Every line of the data must appear again in the answer, exactly as written.

──────

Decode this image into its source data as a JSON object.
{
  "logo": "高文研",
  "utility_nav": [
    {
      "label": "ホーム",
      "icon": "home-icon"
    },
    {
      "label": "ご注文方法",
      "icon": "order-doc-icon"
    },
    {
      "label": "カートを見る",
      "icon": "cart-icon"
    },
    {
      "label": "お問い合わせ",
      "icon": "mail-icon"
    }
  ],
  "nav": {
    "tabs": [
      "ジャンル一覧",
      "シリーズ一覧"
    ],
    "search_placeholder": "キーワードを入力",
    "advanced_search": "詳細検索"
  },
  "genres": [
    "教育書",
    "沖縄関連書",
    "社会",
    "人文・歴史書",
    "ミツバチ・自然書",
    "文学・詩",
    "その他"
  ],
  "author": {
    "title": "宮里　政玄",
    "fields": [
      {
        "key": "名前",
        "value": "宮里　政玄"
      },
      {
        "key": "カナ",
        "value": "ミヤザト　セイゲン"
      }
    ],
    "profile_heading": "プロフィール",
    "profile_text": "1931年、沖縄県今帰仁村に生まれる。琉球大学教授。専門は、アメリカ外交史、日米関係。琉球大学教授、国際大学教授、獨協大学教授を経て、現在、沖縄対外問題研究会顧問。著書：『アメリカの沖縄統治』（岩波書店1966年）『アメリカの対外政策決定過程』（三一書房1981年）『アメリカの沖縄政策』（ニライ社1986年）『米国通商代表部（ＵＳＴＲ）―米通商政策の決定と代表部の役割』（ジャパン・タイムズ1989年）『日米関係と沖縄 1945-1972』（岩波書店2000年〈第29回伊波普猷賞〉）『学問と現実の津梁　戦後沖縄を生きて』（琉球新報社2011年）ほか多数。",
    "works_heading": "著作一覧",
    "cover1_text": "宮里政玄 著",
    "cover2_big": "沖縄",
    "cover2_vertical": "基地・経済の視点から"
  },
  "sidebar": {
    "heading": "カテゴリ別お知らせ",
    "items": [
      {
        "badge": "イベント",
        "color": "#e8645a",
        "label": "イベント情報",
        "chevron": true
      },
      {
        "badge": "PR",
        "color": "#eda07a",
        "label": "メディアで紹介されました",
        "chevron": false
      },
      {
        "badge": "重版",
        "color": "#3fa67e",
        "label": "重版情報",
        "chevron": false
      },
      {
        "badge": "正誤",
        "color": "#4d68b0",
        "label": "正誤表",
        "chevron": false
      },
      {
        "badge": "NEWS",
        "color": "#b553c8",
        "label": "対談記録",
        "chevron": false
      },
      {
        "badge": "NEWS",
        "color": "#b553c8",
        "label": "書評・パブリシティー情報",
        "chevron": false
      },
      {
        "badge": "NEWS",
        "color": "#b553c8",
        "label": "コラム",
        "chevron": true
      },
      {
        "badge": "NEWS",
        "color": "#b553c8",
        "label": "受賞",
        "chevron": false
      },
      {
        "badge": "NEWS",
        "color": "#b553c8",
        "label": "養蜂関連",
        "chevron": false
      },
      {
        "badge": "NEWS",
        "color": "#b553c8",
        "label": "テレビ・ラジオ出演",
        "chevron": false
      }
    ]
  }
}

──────

> **Task solution**:
Decode this image into its source data as a JSON object.
{
  "logo": "高文研",
  "utility_nav": [
    {
      "label": "ホーム",
      "icon": "home-icon"
    },
    {
      "label": "ご注文方法",
      "icon": "order-doc-icon"
    },
    {
      "label": "カートを見る",
      "icon": "cart-icon"
    },
    {
      "label": "お問い合わせ",
      "icon": "mail-icon"
    }
  ],
  "nav": {
    "tabs": [
      "ジャンル一覧",
      "シリーズ一覧"
    ],
    "search_placeholder": "キーワードを入力",
    "advanced_search": "詳細検索"
  },
  "genres": [
    "教育書",
    "沖縄関連書",
    "社会",
    "人文・歴史書",
    "ミツバチ・自然書",
    "文学・詩",
    "その他"
  ],
  "author": {
    "title": "宮里　政玄",
    "fields": [
      {
        "key": "名前",
        "value": "宮里　政玄"
      },
      {
        "key": "カナ",
        "value": "ミヤザト　セイゲン"
      }
    ],
    "profile_heading": "プロフィール",
    "profile_text": "1931年、沖縄県今帰仁村に生まれる。琉球大学教授。専門は、アメリカ外交史、日米関係。琉球大学教授、国際大学教授、獨協大学教授を経て、現在、沖縄対外問題研究会顧問。著書：『アメリカの沖縄統治』（岩波書店1966年）『アメリカの対外政策決定過程』（三一書房1981年）『アメリカの沖縄政策』（ニライ社1986年）『米国通商代表部（ＵＳＴＲ）―米通商政策の決定と代表部の役割』（ジャパン・タイムズ1989年）『日米関係と沖縄 1945-1972』（岩波書店2000年〈第29回伊波普猷賞〉）『学問と現実の津梁　戦後沖縄を生きて』（琉球新報社2011年）ほか多数。",
    "works_heading": "著作一覧",
    "cover1_text": "宮里政玄 著",
    "cover2_big": "沖縄",
    "cover2_vertical": "基地・経済の視点から"
  },
  "sidebar": {
    "heading": "カテゴリ別お知らせ",
    "items": [
      {
        "badge": "イベント",
        "color": "#e8645a",
        "label": "イベント情報",
        "chevron": true
      },
      {
        "badge": "PR",
        "color": "#eda07a",
        "label": "メディアで紹介されました",
        "chevron": false
      },
      {
        "badge": "重版",
        "color": "#3fa67e",
        "label": "重版情報",
        "chevron": false
      },
      {
        "badge": "正誤",
        "color": "#4d68b0",
        "label": "正誤表",
        "chevron": false
      },
      {
        "badge": "NEWS",
        "color": "#b553c8",
        "label": "対談記録",
        "chevron": false
      },
      {
        "badge": "NEWS",
        "color": "#b553c8",
        "label": "書評・パブリシティー情報",
        "chevron": false
      },
      {
        "badge": "NEWS",
        "color": "#b553c8",
        "label": "コラム",
        "chevron": true
      },
      {
        "badge": "NEWS",
        "color": "#b553c8",
        "label": "受賞",
        "chevron": false
      },
      {
        "badge": "NEWS",
        "color": "#b553c8",
        "label": "養蜂関連",
        "chevron": false
      },
      {
        "badge": "NEWS",
        "color": "#b553c8",
        "label": "テレビ・ラジオ出演",
        "chevron": false
      }
    ]
  }
}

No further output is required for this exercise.